The purpose of a post-mortem is to identify how something could have happened, and how we can do better next time. It is also a place to celebrate wins. Ultimately, they are tools to communicate to the rest of your organisation, and ultimately your customers, about what went right and more typically, what went wrong. The hallmark of a good post-mortem is one that is blameless, accurate and clear.

What does it look like?

A pre-mortem can look like the following:

ID: PRE-M-0000001 // A simple serial number for the Pre-Mortem

Title: Pre-mortem – Shard Production Database // A short title, max 60 characters or so

Metadata: // A block containing information about the document
    Author(s):                            // Primary author(s) of the Pre-mortem.
    Collaborator(s):                      // Collabs of the Pre-mortem
    Status: [Draft] Discussion Finalised  // Status of the Pre-mortem.
    Updated At: 2021-10-30                // When the Pre-mortem was last updated.

    // Threats to the project

    // What can go right?

    // What actions are going to be taken to de-risk, or to compound success?

An internal post-mortem can look like the following:

ID: POST-M-0000001 / A simple serial number for the Post-Mortem

Title: Post-mortem – Shard Production Database // A short title

Metadata: // A block containing information about the document
    Author(s):                            // Primary author(s) of the Post-mortem.
    Collaborator(s):                      // Collabs of the Post-mortem
    Status: [Draft] Discussion Finalised  // Status of the Post-mortem.
    Updated At: 2021-10-30                // When the Post-mortem was last updated.
    Incident Date: 2021-10-25             // When the incident ocurred, if an incident.

    // Bottom line, up front.
    // Capture the salient details of what happened, impact, and actions to prevent recurrence.

    // Timeline of project/incident.

    // What was the consequence of things going wrong?
    // Alternatively, what was the consequence of things going right?

Lessons Learned:
    // Lessons learned from the incident/project.

    // Concrete follow up actions to be taken by teams.

You may note that there is no mention of “root cause” in this template. This is intentional, as there is not root cause. More discussion on a concrete example of a “good” Post-mortem can be found in the Google SRE Workbook.

Why should I use it?

You should use a pre-mortem to identify opportunites to de-risk a project, as well as report these risks to stakeholders. Additionally, it gives a venue for project members to voice their concerns, as well as celebrate the improvements if the project is successful.

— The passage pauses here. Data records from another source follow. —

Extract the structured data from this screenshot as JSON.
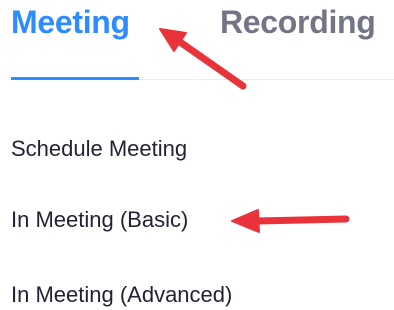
{
  "tabs": [
    {
      "label": "Meeting",
      "active": true
    },
    {
      "label": "Recording",
      "active": false
    }
  ],
  "menu": {
    "items": [
      {
        "label": "Schedule Meeting"
      },
      {
        "label": "In Meeting (Basic)"
      },
      {
        "label": "In Meeting (Advanced)"
      }
    ]
  },
  "colors": {
    "active_tab": "#2d8cff",
    "inactive_tab": "#747487",
    "menu_text": "#232333",
    "annotation_arrow": "#e8333b"
  },
  "annotations": {
    "arrows": [
      {
        "icon": "red-arrow-icon",
        "points_to": "Meeting"
      },
      {
        "icon": "red-arrow-icon",
        "points_to": "In Meeting (Basic)"
      }
    ]
  }
}
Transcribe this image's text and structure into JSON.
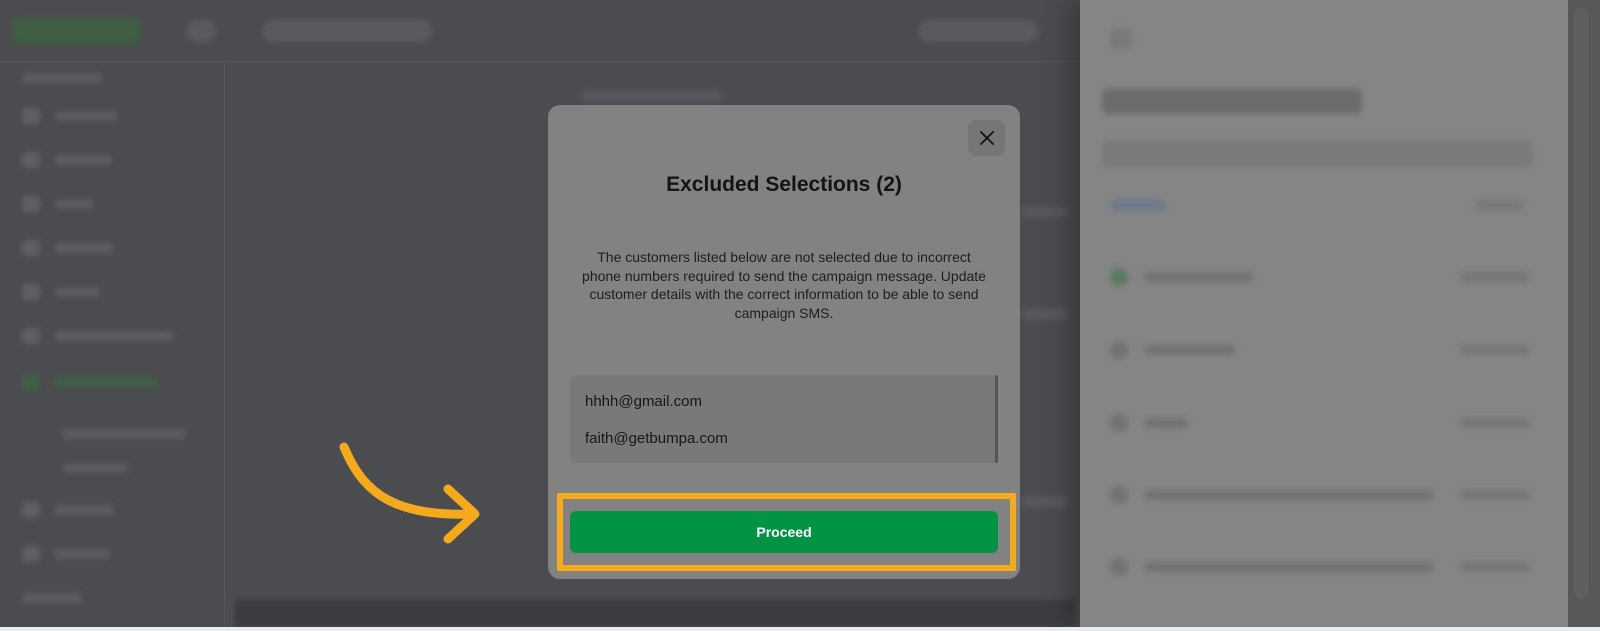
{
  "modal": {
    "title": "Excluded Selections (2)",
    "description": "The customers listed below are not selected due to incorrect phone numbers required to send the campaign message. Update customer details with the correct information to be able to send campaign SMS.",
    "excluded_emails": [
      "hhhh@gmail.com",
      "faith@getbumpa.com"
    ],
    "proceed_label": "Proceed",
    "close_icon": "close-icon"
  },
  "annotation": {
    "highlight_color": "#f5aa1e",
    "arrow_icon": "curved-arrow-icon"
  },
  "colors": {
    "proceed_button": "#029444",
    "modal_background": "#828282",
    "overlay": "#4b4c4f"
  }
}
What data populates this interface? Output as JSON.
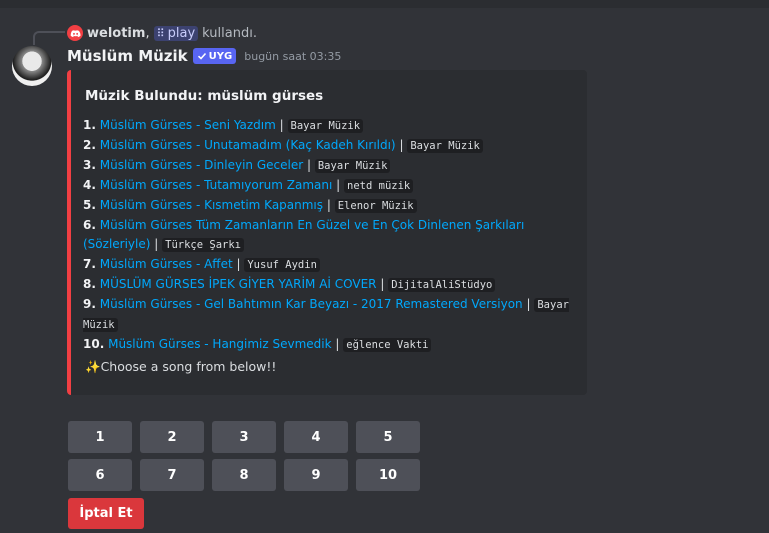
{
  "reply": {
    "user": "welotim",
    "comma": ",",
    "command": "play",
    "used_text": "kullandı."
  },
  "message": {
    "author": "Müslüm Müzik",
    "tag": "UYG",
    "timestamp": "bugün saat 03:35"
  },
  "embed": {
    "title": "Müzik Bulundu: müslüm gürses",
    "items": [
      {
        "num": "1.",
        "link": "Müslüm Gürses - Seni Yazdım",
        "channel": "Bayar Müzik"
      },
      {
        "num": "2.",
        "link": "Müslüm Gürses - Unutamadım (Kaç Kadeh Kırıldı)",
        "channel": "Bayar Müzik"
      },
      {
        "num": "3.",
        "link": "Müslüm Gürses - Dinleyin Geceler",
        "channel": "Bayar Müzik"
      },
      {
        "num": "4.",
        "link": "Müslüm Gürses - Tutamıyorum Zamanı",
        "channel": "netd müzik"
      },
      {
        "num": "5.",
        "link": "Müslüm Gürses - Kısmetim Kapanmış",
        "channel": "Elenor Müzik"
      },
      {
        "num": "6.",
        "link": "Müslüm Gürses Tüm Zamanların En Güzel ve En Çok Dinlenen Şarkıları (Sözleriyle)",
        "channel": "Türkçe Şarkı"
      },
      {
        "num": "7.",
        "link": "Müslüm Gürses - Affet",
        "channel": "Yusuf Aydin"
      },
      {
        "num": "8.",
        "link": "MÜSLÜM GÜRSES İPEK GİYER YARİM Aİ COVER",
        "channel": "DijitalAliStüdyo"
      },
      {
        "num": "9.",
        "link": "Müslüm Gürses - Gel Bahtımın Kar Beyazı - 2017 Remastered Versiyon",
        "channel": "Bayar Müzik"
      },
      {
        "num": "10.",
        "link": "Müslüm Gürses - Hangimiz Sevmedik",
        "channel": "eğlence Vakti"
      }
    ],
    "footer_icon": "sparkles-icon",
    "footer_emoji": "✨",
    "footer_text": "Choose a song from below!!"
  },
  "buttons": {
    "row1": [
      "1",
      "2",
      "3",
      "4",
      "5"
    ],
    "row2": [
      "6",
      "7",
      "8",
      "9",
      "10"
    ],
    "cancel": "İptal Et"
  },
  "colors": {
    "accent": "#f23f43",
    "link": "#00a8fc",
    "tag": "#5865f2",
    "cancel": "#da373c"
  }
}
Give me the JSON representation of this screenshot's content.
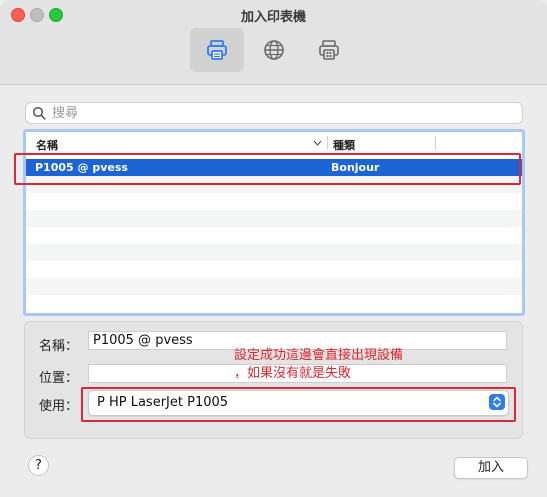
{
  "window": {
    "title": "加入印表機"
  },
  "toolbar": {
    "items": [
      {
        "icon": "printer-icon",
        "selected": true
      },
      {
        "icon": "globe-icon",
        "selected": false
      },
      {
        "icon": "windows-printer-icon",
        "selected": false
      }
    ]
  },
  "search": {
    "placeholder": "搜尋",
    "value": ""
  },
  "table": {
    "columns": [
      "名稱",
      "種類"
    ],
    "rows": [
      {
        "name": "P1005 @ pvess",
        "kind": "Bonjour",
        "selected": true
      }
    ]
  },
  "form": {
    "name_label": "名稱：",
    "name_value": "P1005 @ pvess",
    "location_label": "位置：",
    "location_value": "",
    "use_label": "使用：",
    "use_value": "P HP LaserJet P1005"
  },
  "annotation": {
    "line1": "設定成功這邊會直接出現設備",
    "line2": "，如果沒有就是失敗",
    "color": "#e0262e"
  },
  "footer": {
    "help_label": "?",
    "add_label": "加入"
  },
  "colors": {
    "selection": "#1b64d6",
    "accent": "#2f7cf6",
    "annotation_box": "#d9283c"
  }
}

You should use a post-mortem after incidents, as well as projects themselves. Incident post-mortems are special, and require somewhat special handling, but are not discussed in detail here. They are opportunities to learn, above all, and are an incredible source of information on how an organisation/system actually works, versus how it is stated to work. They are also important sources of information if/when customer communications are required.

Some excellent discussions on learning with post-mortems can be found here and here, both from Learning From Incidents In Software.

When shouldn’t I use it?

Not all projects require a pre-mortem, especially if they are low risk. Additionally, individual pieces of work don’t require this treatment.

Similarly, not everything needs a post-mortem, but all incidents should, and ideally most projects should as well.

How should I distribute it?

Pre- and post-mortems should be available in a central index, and should be emailed out to team members and stakeholders when they are completed.

Closing Thoughts

Phew, that was a lot! Ultimately, these are just tools – you cannot “just” use tools to develop a culture, as a culture is a gestalt of many different factors. Additionally, these are merely tools – there are no magic bullets for organisational dysfunction.

Remember, the goal is get information to the right people at the right time – writing is just one of the best ways we have at doing that, and structured documents like the above help simply and reduce the amount of variance in how we accomplish this task.